Baseball's New Frontier

Baseball's New Frontier

A History of Expansion, 1961-1998

Fran Zimniuch
Foreword by Branch Rickey III

232 pages
8 tables

Paperback

June 2013

978-0-8032-3994-4

$19.95 Add to Cart

About the Book

When Major League Baseball first expanded in 1961 with the addition of the Los Angeles Angels and the Washington Senators, it started a trend that saw the number of franchises almost double, from sixteen to thirty, while baseball attendance grew by 44 percent. The story behind this staggering growth, told for the first time in Baseball’s New Frontier, is full of twists and unexpected turns, intrigue, and, in some instances, treachery. From the desertion of New York by the Brooklyn Dodgers and the New York Giants to the ever-present threat of antitrust legislation, from the backroom deals and the political posturing to the impact of the upstart Continental League, the book takes readers behind the scenes and into baseball’s decision-making process.

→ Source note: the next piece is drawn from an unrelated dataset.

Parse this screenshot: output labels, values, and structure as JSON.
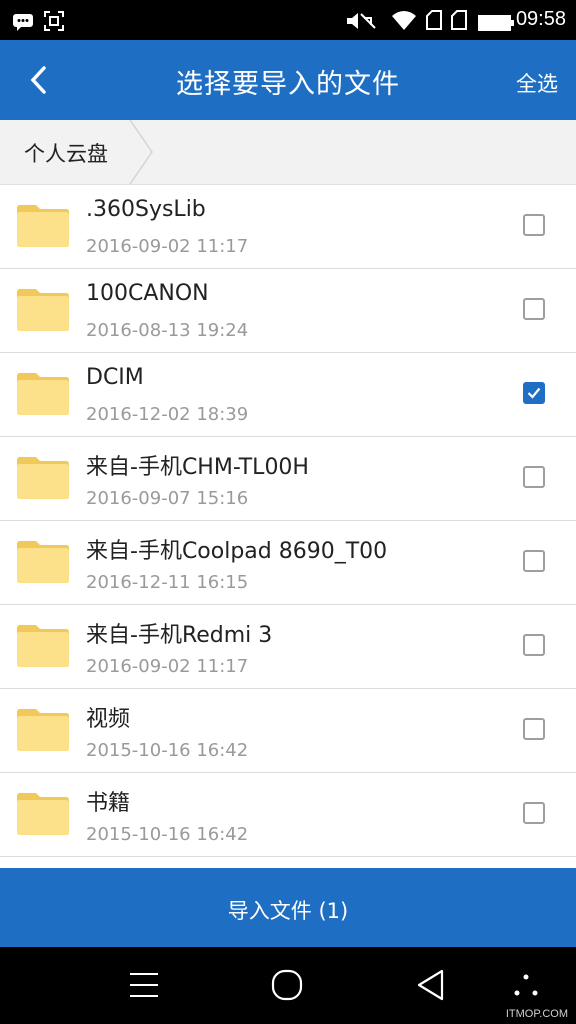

Fran Zimniuch gives a lively team-by-team chronicle of how the franchises were awarded, how existing teams protected their players, and what the new teams’ winning (or losing) strategies were. With its account of great players, notable characters, and the changing fortunes of teams over the years, the book supplies a vital chapter in the history of Major League Baseball. 

Author Bio

Fran Zimniuch’s many books include Fireman: The Evolution of the Closer in Baseball; Going, Going, Gone! The Art of the Trade in Major League Baseball; and Crooked: A History of Cheating in Sports.

Praise

“The expansion of baseball—with a wrong turn here and there—raised the prosperity and popularity of the industry to record heights, and Fran Zimniuch captures it all in this comprehensive book. Can Tokyo, Havana, or Mexico City be next?”—Ross Newhan, recipient of the J. G. Taylor Spink Award by the Baseball Hall of Fame in 2000

“The expansion of baseball has been a barometer of the sport’s cultural impact. Fran Zimniuch provides his readers with an understanding of the circumstances affecting baseball’s growth. He relates how the game’s expansion impacted its popularity and influence. Once this dispersal was accepted, baseball evolved into a truly national sport.”—Jerrold Casway, baseball historian and author of Ed Delahanty in the Emerald Age of Baseball

“Fran Zimniuch is a wonderful baseball historian. This account of the expansion of Major League Baseball over the years will be of interest to all baseball fans.”—Mike Schmidt, Hall of Fame third baseman who hit 548 home runs during his eighteen-year career with the Philadelphia Phillies

"[Baseball's New Frontier] serves its purpose well. . . . From the Angels having just eight days (!) to stock their team, to the Mets and Astros getting a siginificantly less talented and promising pool from which to draw, to the huge franchise fees collected from the Diamondbacks and Devil Rays in 1998, viewing those waves in one narrative gives an interesting refection of each era and just how much that side of the game has changed, and how expansion both caused and reflected."—Jerry Milani, Going 9 Baseball

Table of Contents

Foreword

Acknowledgments

Introduction

1. Go West Young Men

2. The Continental League

3. The First Expansion--1961: The Los Angeles Angels and the Washington Senators

4. The First Expansion Part Deux--1962: The Houston Colt .45s and the New York Mets

5. The Second Wave--1969: The Kansas City Royals, Seattle Pilots, San Diego Padres, and Montreal Expos

6. The Pendulum of Power Swings to the Players

7. North by Northwest--1977: The Toronto Blue Jays and the Seattle Mariners

8. Thin Air and Immediate Success--1993: The Colorado Rockies and the Florida Marlins

9. Baseball's Final Expansion?--1998: The Arizona Diamondbacks and the Tampa Bay Devil Rays

10. Expanding on Expansion

11. Bottom Feeding: Taking Advantage of the New Kids in Town

12. The Characters of Expansion Who Have Brightened the Game

13. Baseball's Brave New World: Where We've Been and What the Future Holds

Sources

Also of Interest